Former inmate Marco Jackson showed up at a Department of Correctional Services hearing on restrictive housing Monday morning to speak for those who couldn't.
Inmates in prison now, some of them in solitary confinement, couldn't offer their input, he said.
Jackson and six others told a hearing officer there are concerns the 19-page draft policy on segregation is overly broad, continues the use of long-term segregation and doesn't have a timeline or enough detail.
Jackson, who was paroled in February, spent about 10 years in the Nebraska prison system during two terms, much of the time in restrictive confinement, he said.
"I've been in segregation. I've been knocking on the door for hours trying to get medical, or just to get a request picked up, and you get a guy walking past the door and saying, 'I'll be back,'" he said.
The Corrections Department developed the rules and regulations after a state law (LB598) was passed in 2015. The law introduced by Sen. Paul Schumacher of Columbus requires a long-term plan for use and reduction of restrictive housing.
It also requires a segregation working group to provide input on the policy and advise on treatment and care of offenders in long-term segregation.
The law requires that inmates be segregated in the least restrictive manner for the least amount of time, taking into consideration the safety and security of staff, inmates and the prison.
Restrictive housing is supposed to be the alternative of last resort.
Along with Jackson, those testifying on Monday represented the ACLU of Nebraska and the state Ombudsman's office. John Else of Omaha and Shakur Abdullah, who recently was released from prison, also testified.
They said they were encouraged by some of the regulations, but discouraged by others.
Else said the rules have multiple and major flaws that are unlikely to result in positive outcomes. He also took the initiative to call for Corrections Director Scott Frakes to raise salaries to retain staff.
"It seems apparent that reformation of the prison structure and processes are not feasible unless quality staff are hired and retained," Else said.
The policy calls for a minimum of six hours of time each day outside of cells for general population inmates.
Abdullah and others criticized that, saying the American Correctional Association standards call for a minimum of 10 hours, especially when there are multiple occupants in cells designed for single occupants.
He and others also had concerns about the policy's lack of an appeals process, saying that without them restrictions would be one-sided, unfair and arbitrary.
The policy doesn't propose caps for long-term segregation, which, he said, is physically and psychologically damaging and inhumane.
Solitary confinement is especially bad for juveniles and older inmates and for people who are mentally ill or pregnant, he said.

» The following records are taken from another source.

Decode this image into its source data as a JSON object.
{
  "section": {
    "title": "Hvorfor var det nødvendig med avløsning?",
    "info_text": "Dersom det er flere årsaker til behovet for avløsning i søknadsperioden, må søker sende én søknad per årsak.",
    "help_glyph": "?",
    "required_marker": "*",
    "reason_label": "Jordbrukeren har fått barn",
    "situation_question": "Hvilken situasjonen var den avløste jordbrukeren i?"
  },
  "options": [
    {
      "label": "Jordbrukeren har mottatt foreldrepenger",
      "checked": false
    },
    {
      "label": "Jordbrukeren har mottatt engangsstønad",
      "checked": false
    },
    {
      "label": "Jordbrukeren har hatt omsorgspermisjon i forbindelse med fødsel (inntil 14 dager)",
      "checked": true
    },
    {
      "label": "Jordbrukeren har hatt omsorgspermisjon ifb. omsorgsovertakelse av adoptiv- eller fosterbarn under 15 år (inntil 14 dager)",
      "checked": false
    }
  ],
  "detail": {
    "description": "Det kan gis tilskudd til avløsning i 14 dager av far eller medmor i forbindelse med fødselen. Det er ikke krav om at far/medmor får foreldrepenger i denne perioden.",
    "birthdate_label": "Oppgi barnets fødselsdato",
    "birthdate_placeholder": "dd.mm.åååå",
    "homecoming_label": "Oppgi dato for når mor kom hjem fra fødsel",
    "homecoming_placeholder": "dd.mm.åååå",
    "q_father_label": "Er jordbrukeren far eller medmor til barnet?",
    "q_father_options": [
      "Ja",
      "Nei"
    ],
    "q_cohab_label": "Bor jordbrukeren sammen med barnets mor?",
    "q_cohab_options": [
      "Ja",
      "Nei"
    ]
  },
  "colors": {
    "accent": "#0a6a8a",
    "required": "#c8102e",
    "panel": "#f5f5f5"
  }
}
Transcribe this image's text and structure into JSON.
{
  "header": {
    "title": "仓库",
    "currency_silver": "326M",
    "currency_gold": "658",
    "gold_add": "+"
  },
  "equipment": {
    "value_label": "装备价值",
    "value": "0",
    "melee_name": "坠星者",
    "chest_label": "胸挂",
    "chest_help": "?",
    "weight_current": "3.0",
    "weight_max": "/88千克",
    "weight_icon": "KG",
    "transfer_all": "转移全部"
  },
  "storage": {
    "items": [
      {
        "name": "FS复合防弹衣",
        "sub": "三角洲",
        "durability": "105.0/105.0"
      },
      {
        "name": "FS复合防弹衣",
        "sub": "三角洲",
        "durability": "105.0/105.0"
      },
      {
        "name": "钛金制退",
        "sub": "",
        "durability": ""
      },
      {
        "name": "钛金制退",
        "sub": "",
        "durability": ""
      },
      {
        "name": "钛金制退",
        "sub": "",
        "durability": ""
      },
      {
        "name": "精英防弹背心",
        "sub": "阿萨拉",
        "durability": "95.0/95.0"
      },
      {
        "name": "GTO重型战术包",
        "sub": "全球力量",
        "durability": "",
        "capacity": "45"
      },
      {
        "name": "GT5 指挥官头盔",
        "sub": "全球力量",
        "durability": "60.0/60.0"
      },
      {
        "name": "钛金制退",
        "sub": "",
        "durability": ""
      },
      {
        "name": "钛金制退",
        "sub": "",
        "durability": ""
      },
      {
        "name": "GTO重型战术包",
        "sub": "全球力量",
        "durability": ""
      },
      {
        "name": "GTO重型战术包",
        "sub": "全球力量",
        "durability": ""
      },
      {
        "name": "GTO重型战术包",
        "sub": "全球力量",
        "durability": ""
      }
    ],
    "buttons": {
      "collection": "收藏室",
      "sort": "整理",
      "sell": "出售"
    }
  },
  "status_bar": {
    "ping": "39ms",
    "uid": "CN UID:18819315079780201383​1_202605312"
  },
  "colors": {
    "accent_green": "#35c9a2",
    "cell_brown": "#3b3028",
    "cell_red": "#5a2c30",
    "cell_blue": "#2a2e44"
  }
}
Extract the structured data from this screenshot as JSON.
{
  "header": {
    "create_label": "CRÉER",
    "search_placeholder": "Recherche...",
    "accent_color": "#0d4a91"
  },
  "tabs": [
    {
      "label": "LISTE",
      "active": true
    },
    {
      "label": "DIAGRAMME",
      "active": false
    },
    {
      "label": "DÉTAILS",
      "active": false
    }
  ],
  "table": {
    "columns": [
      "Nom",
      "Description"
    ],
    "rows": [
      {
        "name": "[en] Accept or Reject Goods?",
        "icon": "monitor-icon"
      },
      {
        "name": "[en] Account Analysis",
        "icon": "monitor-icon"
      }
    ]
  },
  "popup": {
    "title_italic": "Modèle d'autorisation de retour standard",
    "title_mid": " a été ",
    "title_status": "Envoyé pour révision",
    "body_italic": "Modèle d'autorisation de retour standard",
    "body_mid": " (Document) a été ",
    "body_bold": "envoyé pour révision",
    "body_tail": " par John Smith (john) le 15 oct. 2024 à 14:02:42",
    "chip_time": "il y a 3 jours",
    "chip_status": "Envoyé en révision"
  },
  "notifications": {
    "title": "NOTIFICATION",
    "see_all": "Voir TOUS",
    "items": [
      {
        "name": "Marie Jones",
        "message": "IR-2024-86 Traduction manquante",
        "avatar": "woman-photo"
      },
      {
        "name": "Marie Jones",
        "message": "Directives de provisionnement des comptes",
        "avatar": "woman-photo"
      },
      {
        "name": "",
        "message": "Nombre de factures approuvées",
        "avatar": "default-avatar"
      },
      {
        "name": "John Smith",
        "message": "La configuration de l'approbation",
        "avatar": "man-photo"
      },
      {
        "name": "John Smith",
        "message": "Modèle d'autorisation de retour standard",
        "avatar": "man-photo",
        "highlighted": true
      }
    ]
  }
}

The Nebraska Ombudsman office, represented by James Davis and Jerall Moreland, also said the policy needs work.
The most pressing concerns, which they presented in a memorandum, are that the policy has no firm limits on why a juvenile can be placed in segregation or how long he or she can be kept there.
And there should be strict criteria for decisions on placing inmates in segregation, the memo said. No inmate diagnosed with a serious mental illness should be placed in long-term segregation.
The need for the new policy spun off of hearings in 2014 of a special legislative committee that investigated long-term confinement of Nikko Jenkins, who went straight from segregation in prison to release and subsequently killed four people in Omaha.
It became clear at that time, Schumacher said, that solitary confinement was being highly overused by Nebraska prisons, and without a proper set of rules.
Enter Director Frakes in February 2015, who came to Nebraska from Washington state with a good set of credentials for minimizing the use of isolation of inmates, Schumacher said. The Legislature decided to give him the opportunity to write regulations for Nebraska prisons, in conjunction with the working group, to be implemented by July 1.
As it turned out, the working group didn't have an opportunity to provide input, he said.
As a result, Schumacher said, the policy has lots of steps, no appeal process and no real mandate to change what is going on now if the system does not want to change.
There are no hard limits, he said, about how long a person can be kept in solitary, no clear route of appeal and no mandatory steps for programming or rehabilitation to get them back to the general population or get them treatment.
"It's all highly discretionary, which is what it was before," Schumacher said.
The rules and regulations leave the director with enormous discretion, and the less that discretion is applied to some positive result -- a notable decrease in the number of people in solitary confinement -- "there probably is going to have to be legislative response," Schumacher said.